We found a number of reasons that her recantation would probably produce an acquittal if appellant received a new trial. We noted that the victim previously had testified that there was "no doubt in her mind" that the appellant and the co-defendant were the attackers. She had consistently referred to the two men co-extensively. We noted that a jury already had reason to doubt her credibility. At the time of the attack, her blood alcohol level was between .22% and .29%, a level which an expert testified would impair her ability to see, hear, and remember. The victim also was unable to provide important specific details about the incident. We found that the recantation would destroy her credibility in the eyes of a jury on retrial.
In Lewis, the victim was an adult and there was no indication that her recantation was influenced by pressure from anyone or by any other factors. The victim recanted before the co-defendant's trial could even begin, not more than four years after her original trial testimony. Moreover, in Lewis there were serious credibility problems with the victim's original testimony, including the victim's intoxicated state at the time of the attack. Lewis, therefore, does not apply here.
We additionally must note that Provost has urged us to reexamine our test for determining when to grant new trials under Rule 33 based on recantations by a prosecution witness and to adopt the test set forth in Larrison v. United States, 24 F.2d 82 (7th Cir.1928). See Tim A. Thomas, Recantation of Testimony of Witness As Grounds For New Trial-Federal Criminal Cases, 48 A.L.R.Fed. 60 (1989) (comparing various tests used in new trial motions under Rule 33 based on recanted testimony). We decline to do so. Even if we were inclined to do so, which we are not, one panel of this court may not reverse or overturn a decision by an earlier panel. Bressman v. Farrier, 900 F.2d 1305, 1318 (8th Cir.1990); Foss v. United States, 865 F.2d 178, 181 (8th Cir.1989).
For the foregoing reasons, we affirm.
The HONORABLE JAMES M. ROSENBAUM, United States District Judge for the District of Minnesota, sitting by designation
The Honorable Donald J. Porter, then Chief Judge, United States District Court for the District of South Dakota, and now Senior United States District Judge for the District of South Dakota
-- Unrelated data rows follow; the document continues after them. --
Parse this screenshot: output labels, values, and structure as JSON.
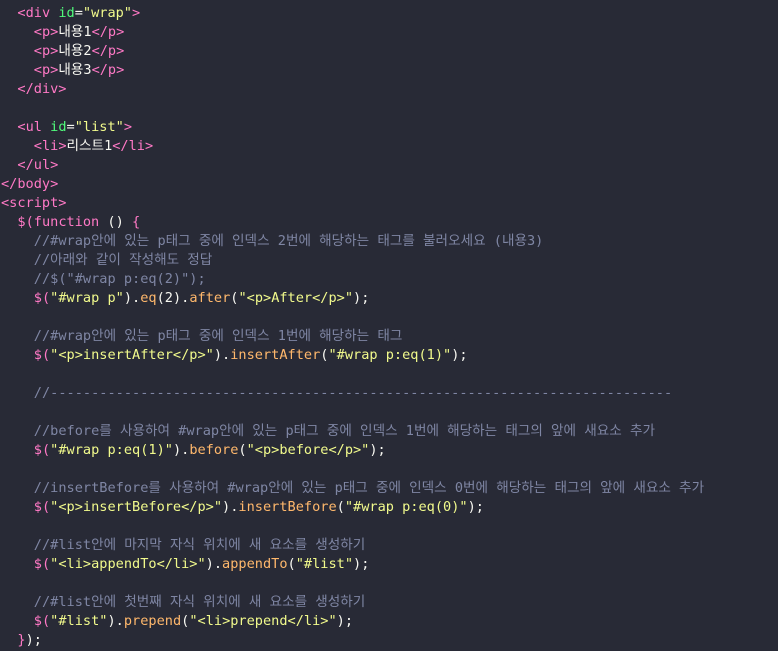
{
  "editor": {
    "background": "#282a36",
    "lines": [
      {
        "indent": 2,
        "tokens": [
          [
            "t",
            "<div"
          ],
          [
            "p",
            " "
          ],
          [
            "a",
            "id"
          ],
          [
            "p",
            "="
          ],
          [
            "s",
            "\"wrap\""
          ],
          [
            "t",
            ">"
          ]
        ]
      },
      {
        "indent": 4,
        "tokens": [
          [
            "t",
            "<p>"
          ],
          [
            "p",
            "내용1"
          ],
          [
            "t",
            "</p>"
          ]
        ]
      },
      {
        "indent": 4,
        "tokens": [
          [
            "t",
            "<p>"
          ],
          [
            "p",
            "내용2"
          ],
          [
            "t",
            "</p>"
          ]
        ]
      },
      {
        "indent": 4,
        "tokens": [
          [
            "t",
            "<p>"
          ],
          [
            "p",
            "내용3"
          ],
          [
            "t",
            "</p>"
          ]
        ]
      },
      {
        "indent": 2,
        "tokens": [
          [
            "t",
            "</div>"
          ]
        ]
      },
      {
        "indent": 0,
        "tokens": []
      },
      {
        "indent": 2,
        "tokens": [
          [
            "t",
            "<ul"
          ],
          [
            "p",
            " "
          ],
          [
            "a",
            "id"
          ],
          [
            "p",
            "="
          ],
          [
            "s",
            "\"list\""
          ],
          [
            "t",
            ">"
          ]
        ]
      },
      {
        "indent": 4,
        "tokens": [
          [
            "t",
            "<li>"
          ],
          [
            "p",
            "리스트1"
          ],
          [
            "t",
            "</li>"
          ]
        ]
      },
      {
        "indent": 2,
        "tokens": [
          [
            "t",
            "</ul>"
          ]
        ]
      },
      {
        "indent": 0,
        "tokens": [
          [
            "t",
            "</body>"
          ]
        ]
      },
      {
        "indent": 0,
        "tokens": [
          [
            "t",
            "<script>"
          ]
        ]
      },
      {
        "indent": 2,
        "tokens": [
          [
            "t",
            "$("
          ],
          [
            "t",
            "function"
          ],
          [
            "p",
            " () "
          ],
          [
            "t",
            "{"
          ]
        ]
      },
      {
        "indent": 4,
        "tokens": [
          [
            "c",
            "//#wrap안에 있는 p태그 중에 인덱스 2번에 해당하는 태그를 불러오세요 (내용3)"
          ]
        ]
      },
      {
        "indent": 4,
        "tokens": [
          [
            "c",
            "//아래와 같이 작성해도 정답"
          ]
        ]
      },
      {
        "indent": 4,
        "tokens": [
          [
            "c",
            "//$(\"#wrap p:eq(2)\");"
          ]
        ]
      },
      {
        "indent": 4,
        "tokens": [
          [
            "t",
            "$("
          ],
          [
            "s",
            "\"#wrap p\""
          ],
          [
            "p",
            ")."
          ],
          [
            "f",
            "eq"
          ],
          [
            "p",
            "(2)."
          ],
          [
            "f",
            "after"
          ],
          [
            "p",
            "("
          ],
          [
            "s",
            "\"<p>After</p>\""
          ],
          [
            "p",
            ");"
          ]
        ]
      },
      {
        "indent": 0,
        "tokens": []
      },
      {
        "indent": 4,
        "tokens": [
          [
            "c",
            "//#wrap안에 있는 p태그 중에 인덱스 1번에 해당하는 태그"
          ]
        ]
      },
      {
        "indent": 4,
        "tokens": [
          [
            "t",
            "$("
          ],
          [
            "s",
            "\"<p>insertAfter</p>\""
          ],
          [
            "p",
            ")."
          ],
          [
            "f",
            "insertAfter"
          ],
          [
            "p",
            "("
          ],
          [
            "s",
            "\"#wrap p:eq(1)\""
          ],
          [
            "p",
            ");"
          ]
        ]
      },
      {
        "indent": 0,
        "tokens": []
      },
      {
        "indent": 4,
        "tokens": [
          [
            "c",
            "//----------------------------------------------------------------------------"
          ]
        ]
      },
      {
        "indent": 0,
        "tokens": []
      },
      {
        "indent": 4,
        "tokens": [
          [
            "c",
            "//before를 사용하여 #wrap안에 있는 p태그 중에 인덱스 1번에 해당하는 태그의 앞에 새요소 추가"
          ]
        ]
      },
      {
        "indent": 4,
        "tokens": [
          [
            "t",
            "$("
          ],
          [
            "s",
            "\"#wrap p:eq(1)\""
          ],
          [
            "p",
            ")."
          ],
          [
            "f",
            "before"
          ],
          [
            "p",
            "("
          ],
          [
            "s",
            "\"<p>before</p>\""
          ],
          [
            "p",
            ");"
          ]
        ]
      },
      {
        "indent": 0,
        "tokens": []
      },
      {
        "indent": 4,
        "tokens": [
          [
            "c",
            "//insertBefore를 사용하여 #wrap안에 있는 p태그 중에 인덱스 0번에 해당하는 태그의 앞에 새요소 추가"
          ]
        ]
      },
      {
        "indent": 4,
        "tokens": [
          [
            "t",
            "$("
          ],
          [
            "s",
            "\"<p>insertBefore</p>\""
          ],
          [
            "p",
            ")."
          ],
          [
            "f",
            "insertBefore"
          ],
          [
            "p",
            "("
          ],
          [
            "s",
            "\"#wrap p:eq(0)\""
          ],
          [
            "p",
            ");"
          ]
        ]
      },
      {
        "indent": 0,
        "tokens": []
      },
      {
        "indent": 4,
        "tokens": [
          [
            "c",
            "//#list안에 마지막 자식 위치에 새 요소를 생성하기"
          ]
        ]
      },
      {
        "indent": 4,
        "tokens": [
          [
            "t",
            "$("
          ],
          [
            "s",
            "\"<li>appendTo</li>\""
          ],
          [
            "p",
            ")."
          ],
          [
            "f",
            "appendTo"
          ],
          [
            "p",
            "("
          ],
          [
            "s",
            "\"#list\""
          ],
          [
            "p",
            ");"
          ]
        ]
      },
      {
        "indent": 0,
        "tokens": []
      },
      {
        "indent": 4,
        "tokens": [
          [
            "c",
            "//#list안에 첫번째 자식 위치에 새 요소를 생성하기"
          ]
        ]
      },
      {
        "indent": 4,
        "tokens": [
          [
            "t",
            "$("
          ],
          [
            "s",
            "\"#list\""
          ],
          [
            "p",
            ")."
          ],
          [
            "f",
            "prepend"
          ],
          [
            "p",
            "("
          ],
          [
            "s",
            "\"<li>prepend</li>\""
          ],
          [
            "p",
            ");"
          ]
        ]
      },
      {
        "indent": 2,
        "tokens": [
          [
            "t",
            "}"
          ],
          [
            "p",
            ");"
          ]
        ]
      }
    ]
  }
}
The Fifth Circuit noted that those "unique situations" typically involve jury tampering, prosecutional misconduct, or third party confession cases under Rule 33. MMR Corp., 954 F.2d at 1046. However, the court noted none of those situations even compel a hearing. Id